- [Work to be completed]
Among the records that follow, find each line holding the word "icon" and copy it.

- [Data records]
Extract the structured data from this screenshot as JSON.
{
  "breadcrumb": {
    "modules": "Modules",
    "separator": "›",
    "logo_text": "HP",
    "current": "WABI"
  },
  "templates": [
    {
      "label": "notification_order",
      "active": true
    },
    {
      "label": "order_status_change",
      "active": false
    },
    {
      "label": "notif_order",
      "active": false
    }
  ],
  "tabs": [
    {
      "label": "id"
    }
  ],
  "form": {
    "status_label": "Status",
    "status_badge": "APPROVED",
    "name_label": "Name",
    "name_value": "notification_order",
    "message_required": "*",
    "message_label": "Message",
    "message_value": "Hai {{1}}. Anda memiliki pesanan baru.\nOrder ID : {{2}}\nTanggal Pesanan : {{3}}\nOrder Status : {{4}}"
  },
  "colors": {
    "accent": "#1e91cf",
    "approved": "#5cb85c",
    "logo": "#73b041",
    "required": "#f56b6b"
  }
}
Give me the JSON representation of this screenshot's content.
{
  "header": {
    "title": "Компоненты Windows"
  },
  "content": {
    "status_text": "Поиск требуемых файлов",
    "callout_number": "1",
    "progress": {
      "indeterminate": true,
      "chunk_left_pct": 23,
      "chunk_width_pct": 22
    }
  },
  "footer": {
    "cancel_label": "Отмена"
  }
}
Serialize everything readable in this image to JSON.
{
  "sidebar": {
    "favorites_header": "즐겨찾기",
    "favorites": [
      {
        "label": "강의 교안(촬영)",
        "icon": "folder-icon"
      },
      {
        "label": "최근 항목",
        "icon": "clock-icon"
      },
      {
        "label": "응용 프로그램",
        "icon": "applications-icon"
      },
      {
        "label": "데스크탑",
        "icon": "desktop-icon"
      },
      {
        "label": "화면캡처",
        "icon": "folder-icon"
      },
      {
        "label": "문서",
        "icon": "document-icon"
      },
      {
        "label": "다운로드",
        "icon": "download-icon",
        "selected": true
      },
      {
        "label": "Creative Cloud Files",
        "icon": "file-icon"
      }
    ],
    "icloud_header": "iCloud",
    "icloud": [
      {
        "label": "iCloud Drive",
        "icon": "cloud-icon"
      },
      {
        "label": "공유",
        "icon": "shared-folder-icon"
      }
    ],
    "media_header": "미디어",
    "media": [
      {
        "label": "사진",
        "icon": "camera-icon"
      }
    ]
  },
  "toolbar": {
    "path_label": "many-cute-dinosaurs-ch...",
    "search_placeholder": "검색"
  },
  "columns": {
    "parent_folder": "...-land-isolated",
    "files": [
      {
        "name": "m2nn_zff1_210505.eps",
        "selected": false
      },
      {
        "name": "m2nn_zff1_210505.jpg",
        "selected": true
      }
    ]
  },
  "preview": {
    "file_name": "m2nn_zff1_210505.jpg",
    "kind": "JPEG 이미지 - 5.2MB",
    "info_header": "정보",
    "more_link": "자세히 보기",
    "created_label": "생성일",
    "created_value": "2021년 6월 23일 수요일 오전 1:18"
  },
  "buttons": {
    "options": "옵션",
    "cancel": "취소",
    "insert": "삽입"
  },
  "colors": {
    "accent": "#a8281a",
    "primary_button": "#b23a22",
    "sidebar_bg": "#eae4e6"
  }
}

- [Expected answer]
        "icon": "folder-icon"
        "icon": "clock-icon"
        "icon": "applications-icon"
        "icon": "desktop-icon"
        "icon": "folder-icon"
        "icon": "document-icon"
        "icon": "download-icon",
        "icon": "file-icon"
        "icon": "cloud-icon"
        "icon": "shared-folder-icon"
        "icon": "camera-icon"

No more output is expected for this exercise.